## EXERCISE PROMPT
Please output all of the entries exactly and omit any images they hold.

Dataset excerpts:

---

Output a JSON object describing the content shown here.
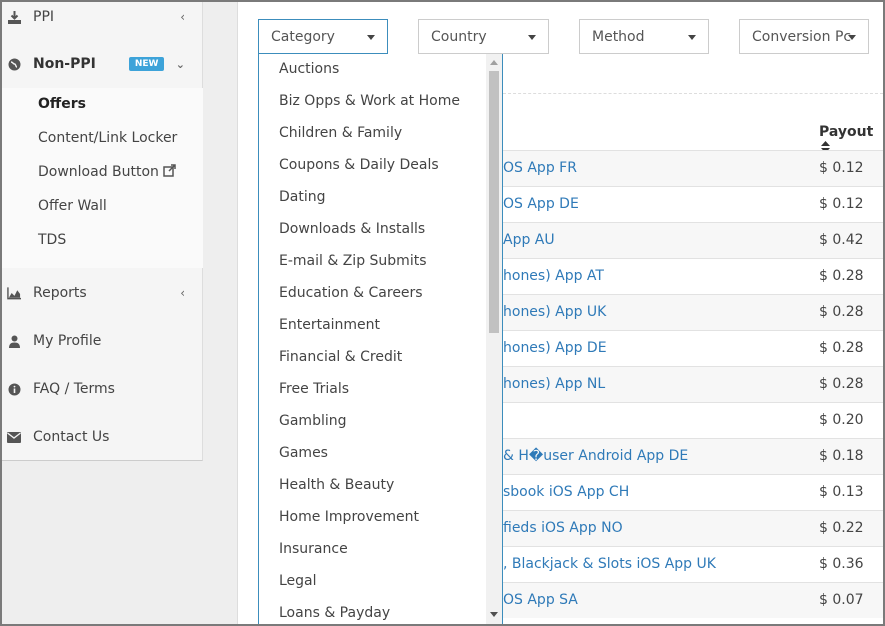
{
  "sidebar": {
    "ppi": {
      "label": "PPI",
      "icon": "download-icon"
    },
    "nonppi": {
      "label": "Non-PPI",
      "badge": "NEW",
      "icon": "globe-icon"
    },
    "submenu": [
      {
        "label": "Offers",
        "active": true
      },
      {
        "label": "Content/Link Locker"
      },
      {
        "label": "Download Button"
      },
      {
        "label": "Offer Wall"
      },
      {
        "label": "TDS"
      }
    ],
    "reports": {
      "label": "Reports",
      "icon": "area-chart-icon"
    },
    "profile": {
      "label": "My Profile",
      "icon": "user-icon"
    },
    "faq": {
      "label": "FAQ / Terms",
      "icon": "info-icon"
    },
    "contact": {
      "label": "Contact Us",
      "icon": "envelope-icon"
    }
  },
  "filters": {
    "category": "Category",
    "country": "Country",
    "method": "Method",
    "conversion": "Conversion Pc"
  },
  "table": {
    "payout_header": "Payout",
    "rows": [
      {
        "name": "OS App FR",
        "payout": "$ 0.12"
      },
      {
        "name": "OS App DE",
        "payout": "$ 0.12"
      },
      {
        "name": "App AU",
        "payout": "$ 0.42"
      },
      {
        "name": "hones) App AT",
        "payout": "$ 0.28"
      },
      {
        "name": "hones) App UK",
        "payout": "$ 0.28"
      },
      {
        "name": "hones) App DE",
        "payout": "$ 0.28"
      },
      {
        "name": "hones) App NL",
        "payout": "$ 0.28"
      },
      {
        "name": "",
        "payout": "$ 0.20"
      },
      {
        "name": "& H�user Android App DE",
        "payout": "$ 0.18"
      },
      {
        "name": "sbook iOS App CH",
        "payout": "$ 0.13"
      },
      {
        "name": "fieds iOS App NO",
        "payout": "$ 0.22"
      },
      {
        "name": ", Blackjack & Slots iOS App UK",
        "payout": "$ 0.36"
      },
      {
        "name": "OS App SA",
        "payout": "$ 0.07"
      }
    ]
  },
  "category_options": [
    "Auctions",
    "Biz Opps & Work at Home",
    "Children & Family",
    "Coupons & Daily Deals",
    "Dating",
    "Downloads & Installs",
    "E-mail & Zip Submits",
    "Education & Careers",
    "Entertainment",
    "Financial & Credit",
    "Free Trials",
    "Gambling",
    "Games",
    "Health & Beauty",
    "Home Improvement",
    "Insurance",
    "Legal",
    "Loans & Payday"
  ]
}
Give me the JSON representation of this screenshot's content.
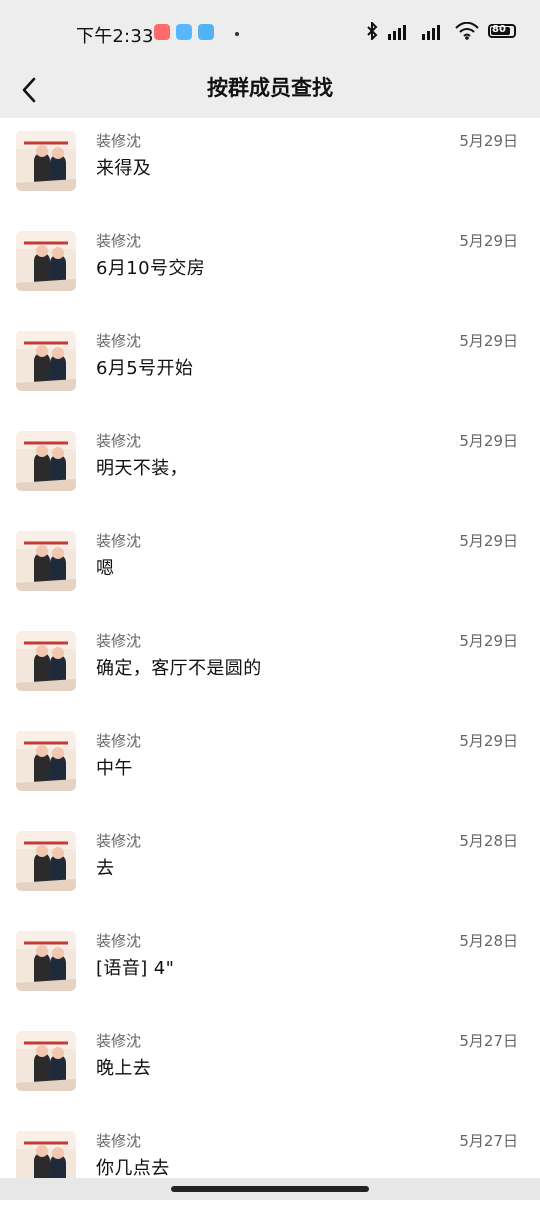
{
  "status": {
    "time": "下午2:33",
    "battery": "80"
  },
  "header": {
    "title": "按群成员查找"
  },
  "messages": [
    {
      "sender": "装修沈",
      "date": "5月29日",
      "text": "来得及"
    },
    {
      "sender": "装修沈",
      "date": "5月29日",
      "text": "6月10号交房"
    },
    {
      "sender": "装修沈",
      "date": "5月29日",
      "text": "6月5号开始"
    },
    {
      "sender": "装修沈",
      "date": "5月29日",
      "text": "明天不装，"
    },
    {
      "sender": "装修沈",
      "date": "5月29日",
      "text": "嗯"
    },
    {
      "sender": "装修沈",
      "date": "5月29日",
      "text": "确定，客厅不是圆的"
    },
    {
      "sender": "装修沈",
      "date": "5月29日",
      "text": "中午"
    },
    {
      "sender": "装修沈",
      "date": "5月28日",
      "text": "去"
    },
    {
      "sender": "装修沈",
      "date": "5月28日",
      "text": "[语音] 4\""
    },
    {
      "sender": "装修沈",
      "date": "5月27日",
      "text": "晚上去"
    },
    {
      "sender": "装修沈",
      "date": "5月27日",
      "text": "你几点去"
    }
  ]
}
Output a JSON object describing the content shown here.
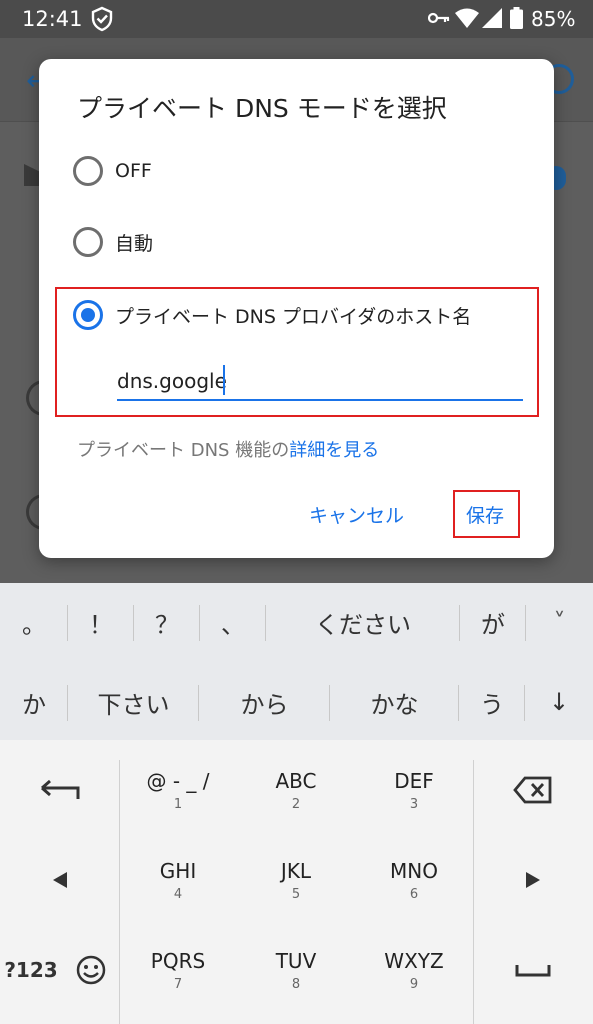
{
  "status_bar": {
    "time": "12:41",
    "battery_percent": "85%",
    "icons": [
      "shield-icon",
      "vpn-key-icon",
      "wifi-icon",
      "signal-icon",
      "battery-icon"
    ]
  },
  "dialog": {
    "title": "プライベート DNS モードを選択",
    "options": [
      {
        "label": "OFF",
        "selected": false
      },
      {
        "label": "自動",
        "selected": false
      },
      {
        "label": "プライベート DNS プロバイダのホスト名",
        "selected": true
      }
    ],
    "hostname_value": "dns.google",
    "info_text": "プライベート DNS 機能の",
    "info_link": "詳細を見る",
    "cancel_label": "キャンセル",
    "save_label": "保存"
  },
  "keyboard": {
    "suggestions_row1": [
      "。",
      "！",
      "？",
      "、",
      "ください",
      "が",
      "˅"
    ],
    "suggestions_row2": [
      "か",
      "下さい",
      "から",
      "かな",
      "う",
      "↓"
    ],
    "keys": [
      {
        "main": "@ - _ /",
        "sub": "1"
      },
      {
        "main": "ABC",
        "sub": "2"
      },
      {
        "main": "DEF",
        "sub": "3"
      },
      {
        "main": "GHI",
        "sub": "4"
      },
      {
        "main": "JKL",
        "sub": "5"
      },
      {
        "main": "MNO",
        "sub": "6"
      },
      {
        "main": "PQRS",
        "sub": "7"
      },
      {
        "main": "TUV",
        "sub": "8"
      },
      {
        "main": "WXYZ",
        "sub": "9"
      }
    ],
    "mode_label": "?123"
  },
  "colors": {
    "accent": "#1a73e8",
    "highlight": "#e02020"
  }
}
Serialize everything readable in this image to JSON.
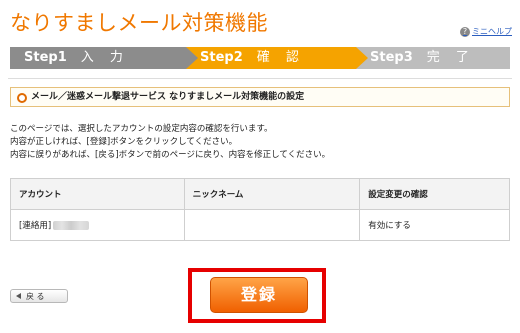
{
  "header": {
    "title": "なりすましメール対策機能",
    "help_label": "ミニヘルプ",
    "help_icon": "?"
  },
  "steps": [
    {
      "num": "Step1",
      "label": "入 力"
    },
    {
      "num": "Step2",
      "label": "確 認"
    },
    {
      "num": "Step3",
      "label": "完 了"
    }
  ],
  "section": {
    "heading": "メール／迷惑メール撃退サービス なりすましメール対策機能の設定"
  },
  "description": [
    "このページでは、選択したアカウントの設定内容の確認を行います。",
    "内容が正しければ、[登録]ボタンをクリックしてください。",
    "内容に誤りがあれば、[戻る]ボタンで前のページに戻り、内容を修正してください。"
  ],
  "table": {
    "headers": [
      "アカウント",
      "ニックネーム",
      "設定変更の確認"
    ],
    "rows": [
      {
        "account": "[連絡用]",
        "nickname": "",
        "change": "有効にする"
      }
    ]
  },
  "buttons": {
    "back": "戻 る",
    "register": "登録"
  }
}
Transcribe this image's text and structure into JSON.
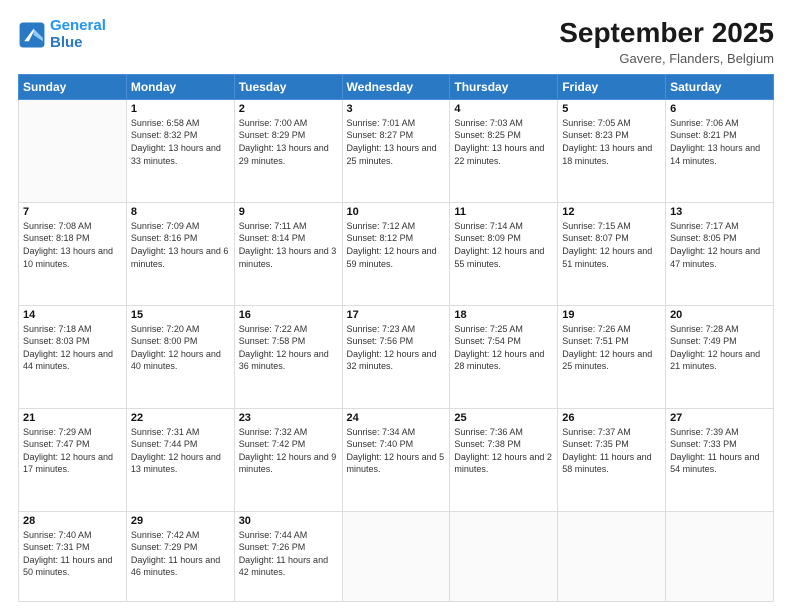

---

## SOLUTION FOR THIS EXERCISE
Output a JSON object describing the content shown here.
{
  "sidebar": {
    "ppi": {
      "label": "PPI",
      "icon": "download-icon"
    },
    "nonppi": {
      "label": "Non-PPI",
      "badge": "NEW",
      "icon": "globe-icon"
    },
    "submenu": [
      {
        "label": "Offers",
        "active": true
      },
      {
        "label": "Content/Link Locker"
      },
      {
        "label": "Download Button"
      },
      {
        "label": "Offer Wall"
      },
      {
        "label": "TDS"
      }
    ],
    "reports": {
      "label": "Reports",
      "icon": "area-chart-icon"
    },
    "profile": {
      "label": "My Profile",
      "icon": "user-icon"
    },
    "faq": {
      "label": "FAQ / Terms",
      "icon": "info-icon"
    },
    "contact": {
      "label": "Contact Us",
      "icon": "envelope-icon"
    }
  },
  "filters": {
    "category": "Category",
    "country": "Country",
    "method": "Method",
    "conversion": "Conversion Pc"
  },
  "table": {
    "payout_header": "Payout",
    "rows": [
      {
        "name": "OS App FR",
        "payout": "$ 0.12"
      },
      {
        "name": "OS App DE",
        "payout": "$ 0.12"
      },
      {
        "name": "App AU",
        "payout": "$ 0.42"
      },
      {
        "name": "hones) App AT",
        "payout": "$ 0.28"
      },
      {
        "name": "hones) App UK",
        "payout": "$ 0.28"
      },
      {
        "name": "hones) App DE",
        "payout": "$ 0.28"
      },
      {
        "name": "hones) App NL",
        "payout": "$ 0.28"
      },
      {
        "name": "",
        "payout": "$ 0.20"
      },
      {
        "name": "& H�user Android App DE",
        "payout": "$ 0.18"
      },
      {
        "name": "sbook iOS App CH",
        "payout": "$ 0.13"
      },
      {
        "name": "fieds iOS App NO",
        "payout": "$ 0.22"
      },
      {
        "name": ", Blackjack & Slots iOS App UK",
        "payout": "$ 0.36"
      },
      {
        "name": "OS App SA",
        "payout": "$ 0.07"
      }
    ]
  },
  "category_options": [
    "Auctions",
    "Biz Opps & Work at Home",
    "Children & Family",
    "Coupons & Daily Deals",
    "Dating",
    "Downloads & Installs",
    "E-mail & Zip Submits",
    "Education & Careers",
    "Entertainment",
    "Financial & Credit",
    "Free Trials",
    "Gambling",
    "Games",
    "Health & Beauty",
    "Home Improvement",
    "Insurance",
    "Legal",
    "Loans & Payday"
  ]
}
Give me the JSON representation of this screenshot's content.
{
  "status": {
    "time": "下午2:33",
    "battery": "80"
  },
  "header": {
    "title": "按群成员查找"
  },
  "messages": [
    {
      "sender": "装修沈",
      "date": "5月29日",
      "text": "来得及"
    },
    {
      "sender": "装修沈",
      "date": "5月29日",
      "text": "6月10号交房"
    },
    {
      "sender": "装修沈",
      "date": "5月29日",
      "text": "6月5号开始"
    },
    {
      "sender": "装修沈",
      "date": "5月29日",
      "text": "明天不装，"
    },
    {
      "sender": "装修沈",
      "date": "5月29日",
      "text": "嗯"
    },
    {
      "sender": "装修沈",
      "date": "5月29日",
      "text": "确定，客厅不是圆的"
    },
    {
      "sender": "装修沈",
      "date": "5月29日",
      "text": "中午"
    },
    {
      "sender": "装修沈",
      "date": "5月28日",
      "text": "去"
    },
    {
      "sender": "装修沈",
      "date": "5月28日",
      "text": "[语音] 4\""
    },
    {
      "sender": "装修沈",
      "date": "5月27日",
      "text": "晚上去"
    },
    {
      "sender": "装修沈",
      "date": "5月27日",
      "text": "你几点去"
    }
  ]
}
Output a JSON object describing the content shown here.
{
  "status_bar": {
    "time": "12:41",
    "battery_percent": "85%",
    "icons": [
      "shield-icon",
      "vpn-key-icon",
      "wifi-icon",
      "signal-icon",
      "battery-icon"
    ]
  },
  "dialog": {
    "title": "プライベート DNS モードを選択",
    "options": [
      {
        "label": "OFF",
        "selected": false
      },
      {
        "label": "自動",
        "selected": false
      },
      {
        "label": "プライベート DNS プロバイダのホスト名",
        "selected": true
      }
    ],
    "hostname_value": "dns.google",
    "info_text": "プライベート DNS 機能の",
    "info_link": "詳細を見る",
    "cancel_label": "キャンセル",
    "save_label": "保存"
  },
  "keyboard": {
    "suggestions_row1": [
      "。",
      "！",
      "？",
      "、",
      "ください",
      "が",
      "˅"
    ],
    "suggestions_row2": [
      "か",
      "下さい",
      "から",
      "かな",
      "う",
      "↓"
    ],
    "keys": [
      {
        "main": "@ - _ /",
        "sub": "1"
      },
      {
        "main": "ABC",
        "sub": "2"
      },
      {
        "main": "DEF",
        "sub": "3"
      },
      {
        "main": "GHI",
        "sub": "4"
      },
      {
        "main": "JKL",
        "sub": "5"
      },
      {
        "main": "MNO",
        "sub": "6"
      },
      {
        "main": "PQRS",
        "sub": "7"
      },
      {
        "main": "TUV",
        "sub": "8"
      },
      {
        "main": "WXYZ",
        "sub": "9"
      }
    ],
    "mode_label": "?123"
  },
  "colors": {
    "accent": "#1a73e8",
    "highlight": "#e02020"
  }
}
Serialize everything readable in this image to JSON.
{
  "header": {
    "title": "なりすましメール対策機能",
    "help_label": "ミニヘルプ",
    "help_icon": "?"
  },
  "steps": [
    {
      "num": "Step1",
      "label": "入 力"
    },
    {
      "num": "Step2",
      "label": "確 認"
    },
    {
      "num": "Step3",
      "label": "完 了"
    }
  ],
  "section": {
    "heading": "メール／迷惑メール撃退サービス なりすましメール対策機能の設定"
  },
  "description": [
    "このページでは、選択したアカウントの設定内容の確認を行います。",
    "内容が正しければ、[登録]ボタンをクリックしてください。",
    "内容に誤りがあれば、[戻る]ボタンで前のページに戻り、内容を修正してください。"
  ],
  "table": {
    "headers": [
      "アカウント",
      "ニックネーム",
      "設定変更の確認"
    ],
    "rows": [
      {
        "account": "[連絡用]",
        "nickname": "",
        "change": "有効にする"
      }
    ]
  },
  "buttons": {
    "back": "戻 る",
    "register": "登録"
  }
}
Transcribe this image's text and structure into JSON.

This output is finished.